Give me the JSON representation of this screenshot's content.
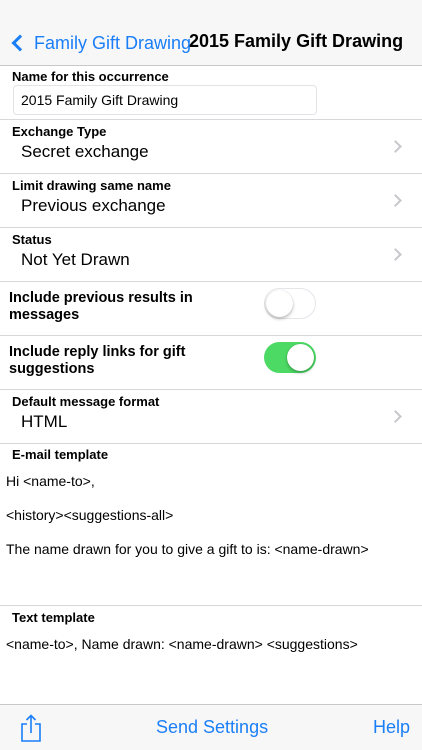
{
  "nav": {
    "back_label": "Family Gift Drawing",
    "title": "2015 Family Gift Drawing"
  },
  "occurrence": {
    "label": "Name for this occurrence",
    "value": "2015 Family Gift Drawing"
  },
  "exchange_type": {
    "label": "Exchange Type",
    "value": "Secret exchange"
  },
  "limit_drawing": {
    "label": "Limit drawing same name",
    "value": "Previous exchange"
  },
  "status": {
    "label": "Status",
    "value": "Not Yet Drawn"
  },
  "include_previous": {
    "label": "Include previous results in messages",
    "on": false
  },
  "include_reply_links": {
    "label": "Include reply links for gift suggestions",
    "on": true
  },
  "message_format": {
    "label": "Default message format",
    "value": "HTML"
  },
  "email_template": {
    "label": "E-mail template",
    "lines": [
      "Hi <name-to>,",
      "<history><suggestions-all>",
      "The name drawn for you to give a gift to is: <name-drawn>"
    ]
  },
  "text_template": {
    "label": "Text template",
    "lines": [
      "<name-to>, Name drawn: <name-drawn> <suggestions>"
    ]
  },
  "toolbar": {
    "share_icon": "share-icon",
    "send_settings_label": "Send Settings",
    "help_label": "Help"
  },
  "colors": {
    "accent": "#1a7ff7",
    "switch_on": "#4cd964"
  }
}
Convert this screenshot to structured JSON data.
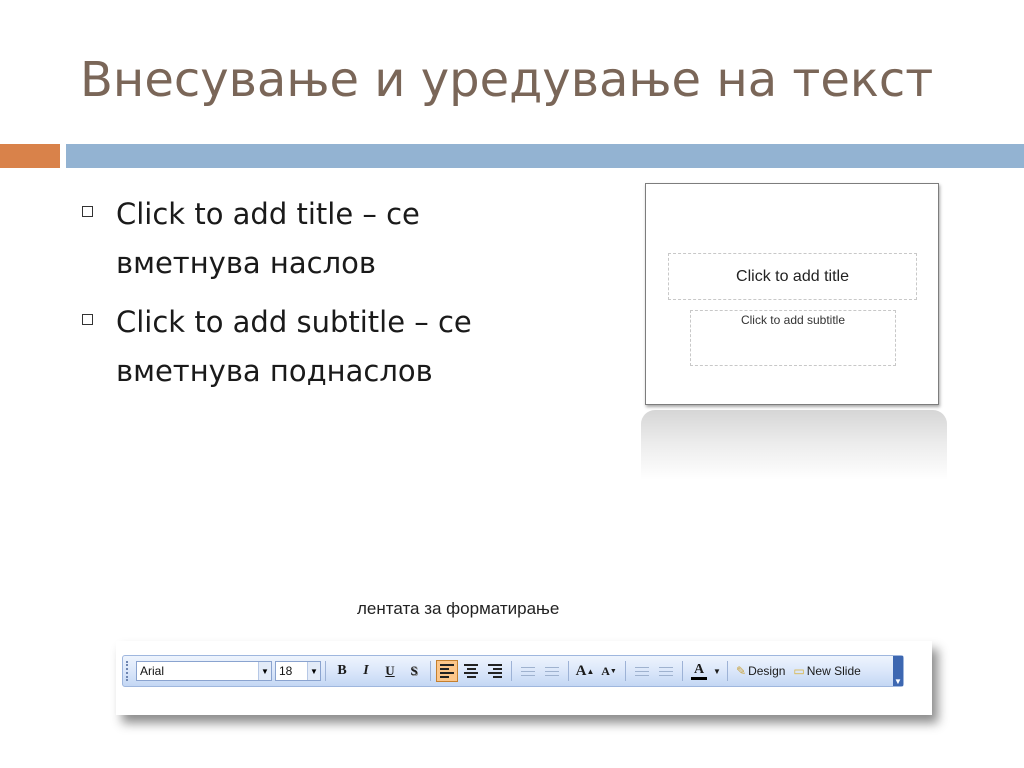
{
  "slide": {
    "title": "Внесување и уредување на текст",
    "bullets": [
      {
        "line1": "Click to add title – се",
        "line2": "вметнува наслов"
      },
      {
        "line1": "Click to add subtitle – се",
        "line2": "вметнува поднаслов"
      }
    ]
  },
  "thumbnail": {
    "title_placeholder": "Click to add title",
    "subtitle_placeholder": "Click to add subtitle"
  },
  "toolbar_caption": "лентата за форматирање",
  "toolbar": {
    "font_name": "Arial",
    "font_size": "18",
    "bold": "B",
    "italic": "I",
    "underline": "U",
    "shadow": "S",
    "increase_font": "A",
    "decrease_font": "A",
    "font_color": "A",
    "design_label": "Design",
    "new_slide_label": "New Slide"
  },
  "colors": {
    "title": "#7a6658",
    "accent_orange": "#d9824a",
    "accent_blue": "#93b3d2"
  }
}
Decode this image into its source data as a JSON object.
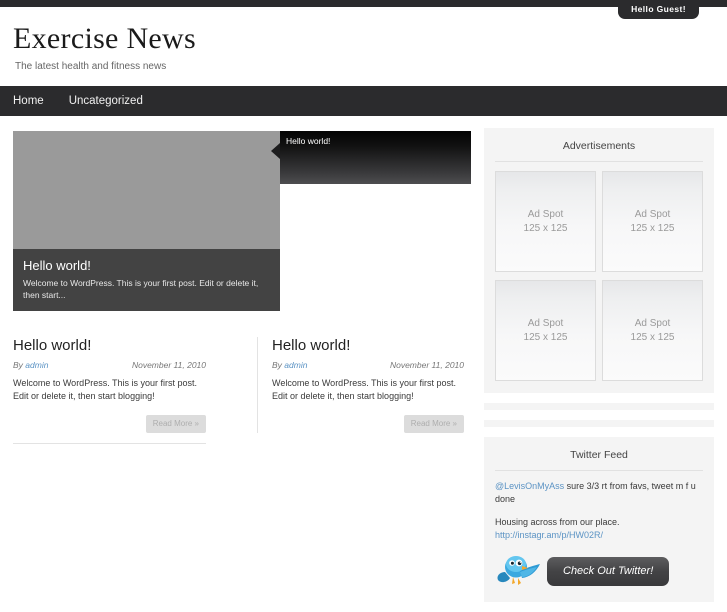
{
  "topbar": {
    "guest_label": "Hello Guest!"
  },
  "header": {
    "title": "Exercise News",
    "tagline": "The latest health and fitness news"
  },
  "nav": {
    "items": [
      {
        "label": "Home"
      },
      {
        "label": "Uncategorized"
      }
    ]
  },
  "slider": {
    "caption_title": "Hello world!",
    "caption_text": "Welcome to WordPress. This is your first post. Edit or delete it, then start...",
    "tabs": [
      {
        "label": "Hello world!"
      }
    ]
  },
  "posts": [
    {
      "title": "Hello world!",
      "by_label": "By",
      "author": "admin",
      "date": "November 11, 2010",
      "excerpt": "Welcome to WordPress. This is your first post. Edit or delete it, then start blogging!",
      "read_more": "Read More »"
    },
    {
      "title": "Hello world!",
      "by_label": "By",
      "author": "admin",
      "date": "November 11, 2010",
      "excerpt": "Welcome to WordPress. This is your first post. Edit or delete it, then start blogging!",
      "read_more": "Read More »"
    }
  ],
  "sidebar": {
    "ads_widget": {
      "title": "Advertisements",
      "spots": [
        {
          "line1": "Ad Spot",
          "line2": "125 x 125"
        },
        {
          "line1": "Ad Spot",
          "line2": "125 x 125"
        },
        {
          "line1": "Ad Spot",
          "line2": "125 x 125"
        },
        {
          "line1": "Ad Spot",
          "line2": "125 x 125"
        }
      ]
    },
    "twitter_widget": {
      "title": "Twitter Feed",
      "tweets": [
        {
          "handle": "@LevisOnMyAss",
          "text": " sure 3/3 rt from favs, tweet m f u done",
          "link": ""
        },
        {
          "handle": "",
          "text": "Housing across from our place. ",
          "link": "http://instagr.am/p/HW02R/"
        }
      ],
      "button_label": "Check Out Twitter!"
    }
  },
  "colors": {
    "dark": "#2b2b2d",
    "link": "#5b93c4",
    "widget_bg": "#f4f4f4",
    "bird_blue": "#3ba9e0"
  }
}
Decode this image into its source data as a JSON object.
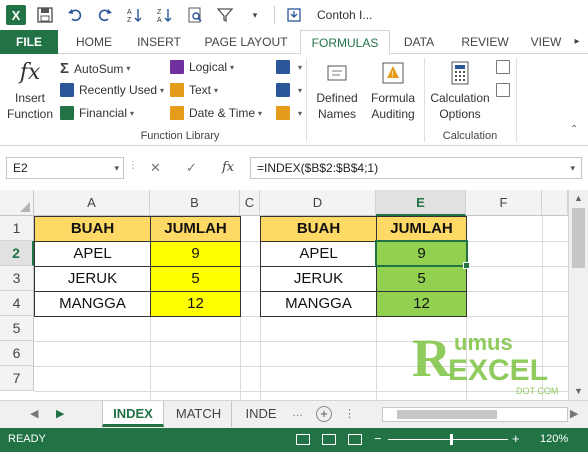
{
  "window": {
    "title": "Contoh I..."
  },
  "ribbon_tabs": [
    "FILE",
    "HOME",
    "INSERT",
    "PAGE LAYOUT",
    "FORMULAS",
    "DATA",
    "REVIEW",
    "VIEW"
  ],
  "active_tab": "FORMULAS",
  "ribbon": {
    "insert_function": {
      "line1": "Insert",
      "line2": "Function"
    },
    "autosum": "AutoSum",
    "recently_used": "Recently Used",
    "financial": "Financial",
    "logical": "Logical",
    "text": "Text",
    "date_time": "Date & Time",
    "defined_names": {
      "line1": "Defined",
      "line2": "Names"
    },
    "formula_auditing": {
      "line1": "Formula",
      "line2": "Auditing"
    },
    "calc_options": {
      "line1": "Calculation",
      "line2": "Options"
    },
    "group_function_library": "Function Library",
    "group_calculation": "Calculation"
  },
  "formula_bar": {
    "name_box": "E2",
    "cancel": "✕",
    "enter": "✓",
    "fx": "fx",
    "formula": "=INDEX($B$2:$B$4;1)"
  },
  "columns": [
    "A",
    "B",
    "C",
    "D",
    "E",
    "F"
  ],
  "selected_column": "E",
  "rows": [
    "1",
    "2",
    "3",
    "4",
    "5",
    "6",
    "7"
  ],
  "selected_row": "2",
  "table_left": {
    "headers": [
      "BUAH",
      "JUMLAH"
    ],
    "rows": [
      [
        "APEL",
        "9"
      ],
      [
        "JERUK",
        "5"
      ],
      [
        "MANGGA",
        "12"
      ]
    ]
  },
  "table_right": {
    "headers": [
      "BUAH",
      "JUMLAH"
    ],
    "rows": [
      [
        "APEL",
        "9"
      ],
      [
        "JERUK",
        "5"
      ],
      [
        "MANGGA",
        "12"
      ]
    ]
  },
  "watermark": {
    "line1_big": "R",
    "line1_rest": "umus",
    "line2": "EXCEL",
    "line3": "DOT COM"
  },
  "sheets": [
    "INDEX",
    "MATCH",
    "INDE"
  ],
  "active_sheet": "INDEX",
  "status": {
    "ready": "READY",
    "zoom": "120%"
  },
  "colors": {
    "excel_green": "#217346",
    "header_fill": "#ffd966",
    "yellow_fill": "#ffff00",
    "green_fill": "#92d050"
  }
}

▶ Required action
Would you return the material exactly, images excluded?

▶ Answer section
Give me the JSON representation of this screenshot's content.
{
  "nav": {
    "back_label": "Family Gift Drawing",
    "title": "2015 Family Gift Drawing"
  },
  "occurrence": {
    "label": "Name for this occurrence",
    "value": "2015 Family Gift Drawing"
  },
  "exchange_type": {
    "label": "Exchange Type",
    "value": "Secret exchange"
  },
  "limit_drawing": {
    "label": "Limit drawing same name",
    "value": "Previous exchange"
  },
  "status": {
    "label": "Status",
    "value": "Not Yet Drawn"
  },
  "include_previous": {
    "label": "Include previous results in messages",
    "on": false
  },
  "include_reply_links": {
    "label": "Include reply links for gift suggestions",
    "on": true
  },
  "message_format": {
    "label": "Default message format",
    "value": "HTML"
  },
  "email_template": {
    "label": "E-mail template",
    "lines": [
      "Hi <name-to>,",
      "<history><suggestions-all>",
      "The name drawn for you to give a gift to is: <name-drawn>"
    ]
  },
  "text_template": {
    "label": "Text template",
    "lines": [
      "<name-to>, Name drawn: <name-drawn> <suggestions>"
    ]
  },
  "toolbar": {
    "share_icon": "share-icon",
    "send_settings_label": "Send Settings",
    "help_label": "Help"
  },
  "colors": {
    "accent": "#1a7ff7",
    "switch_on": "#4cd964"
  }
}
Convert this screenshot to structured JSON data.
{
  "slide": {
    "title": "Внесување и уредување на текст",
    "bullets": [
      {
        "line1": "Click to add title – се",
        "line2": "вметнува наслов"
      },
      {
        "line1": "Click to add subtitle – се",
        "line2": "вметнува поднаслов"
      }
    ]
  },
  "thumbnail": {
    "title_placeholder": "Click to add title",
    "subtitle_placeholder": "Click to add subtitle"
  },
  "toolbar_caption": "лентата за форматирање",
  "toolbar": {
    "font_name": "Arial",
    "font_size": "18",
    "bold": "B",
    "italic": "I",
    "underline": "U",
    "shadow": "S",
    "increase_font": "A",
    "decrease_font": "A",
    "font_color": "A",
    "design_label": "Design",
    "new_slide_label": "New Slide"
  },
  "colors": {
    "title": "#7a6658",
    "accent_orange": "#d9824a",
    "accent_blue": "#93b3d2"
  }
}
Decode this image into its source data as a JSON object.
{
  "topbar": {
    "guest_label": "Hello Guest!"
  },
  "header": {
    "title": "Exercise News",
    "tagline": "The latest health and fitness news"
  },
  "nav": {
    "items": [
      {
        "label": "Home"
      },
      {
        "label": "Uncategorized"
      }
    ]
  },
  "slider": {
    "caption_title": "Hello world!",
    "caption_text": "Welcome to WordPress. This is your first post. Edit or delete it, then start...",
    "tabs": [
      {
        "label": "Hello world!"
      }
    ]
  },
  "posts": [
    {
      "title": "Hello world!",
      "by_label": "By",
      "author": "admin",
      "date": "November 11, 2010",
      "excerpt": "Welcome to WordPress. This is your first post. Edit or delete it, then start blogging!",
      "read_more": "Read More »"
    },
    {
      "title": "Hello world!",
      "by_label": "By",
      "author": "admin",
      "date": "November 11, 2010",
      "excerpt": "Welcome to WordPress. This is your first post. Edit or delete it, then start blogging!",
      "read_more": "Read More »"
    }
  ],
  "sidebar": {
    "ads_widget": {
      "title": "Advertisements",
      "spots": [
        {
          "line1": "Ad Spot",
          "line2": "125 x 125"
        },
        {
          "line1": "Ad Spot",
          "line2": "125 x 125"
        },
        {
          "line1": "Ad Spot",
          "line2": "125 x 125"
        },
        {
          "line1": "Ad Spot",
          "line2": "125 x 125"
        }
      ]
    },
    "twitter_widget": {
      "title": "Twitter Feed",
      "tweets": [
        {
          "handle": "@LevisOnMyAss",
          "text": " sure 3/3 rt from favs, tweet m f u done",
          "link": ""
        },
        {
          "handle": "",
          "text": "Housing across from our place. ",
          "link": "http://instagr.am/p/HW02R/"
        }
      ],
      "button_label": "Check Out Twitter!"
    }
  },
  "colors": {
    "dark": "#2b2b2d",
    "link": "#5b93c4",
    "widget_bg": "#f4f4f4",
    "bird_blue": "#3ba9e0"
  }
}
Decode this image into its source data as a JSON object.
{
  "window": {
    "title": "Contoh I..."
  },
  "ribbon_tabs": [
    "FILE",
    "HOME",
    "INSERT",
    "PAGE LAYOUT",
    "FORMULAS",
    "DATA",
    "REVIEW",
    "VIEW"
  ],
  "active_tab": "FORMULAS",
  "ribbon": {
    "insert_function": {
      "line1": "Insert",
      "line2": "Function"
    },
    "autosum": "AutoSum",
    "recently_used": "Recently Used",
    "financial": "Financial",
    "logical": "Logical",
    "text": "Text",
    "date_time": "Date & Time",
    "defined_names": {
      "line1": "Defined",
      "line2": "Names"
    },
    "formula_auditing": {
      "line1": "Formula",
      "line2": "Auditing"
    },
    "calc_options": {
      "line1": "Calculation",
      "line2": "Options"
    },
    "group_function_library": "Function Library",
    "group_calculation": "Calculation"
  },
  "formula_bar": {
    "name_box": "E2",
    "cancel": "✕",
    "enter": "✓",
    "fx": "fx",
    "formula": "=INDEX($B$2:$B$4;1)"
  },
  "columns": [
    "A",
    "B",
    "C",
    "D",
    "E",
    "F"
  ],
  "selected_column": "E",
  "rows": [
    "1",
    "2",
    "3",
    "4",
    "5",
    "6",
    "7"
  ],
  "selected_row": "2",
  "table_left": {
    "headers": [
      "BUAH",
      "JUMLAH"
    ],
    "rows": [
      [
        "APEL",
        "9"
      ],
      [
        "JERUK",
        "5"
      ],
      [
        "MANGGA",
        "12"
      ]
    ]
  },
  "table_right": {
    "headers": [
      "BUAH",
      "JUMLAH"
    ],
    "rows": [
      [
        "APEL",
        "9"
      ],
      [
        "JERUK",
        "5"
      ],
      [
        "MANGGA",
        "12"
      ]
    ]
  },
  "watermark": {
    "line1_big": "R",
    "line1_rest": "umus",
    "line2": "EXCEL",
    "line3": "DOT COM"
  },
  "sheets": [
    "INDEX",
    "MATCH",
    "INDE"
  ],
  "active_sheet": "INDEX",
  "status": {
    "ready": "READY",
    "zoom": "120%"
  },
  "colors": {
    "excel_green": "#217346",
    "header_fill": "#ffd966",
    "yellow_fill": "#ffff00",
    "green_fill": "#92d050"
  }
}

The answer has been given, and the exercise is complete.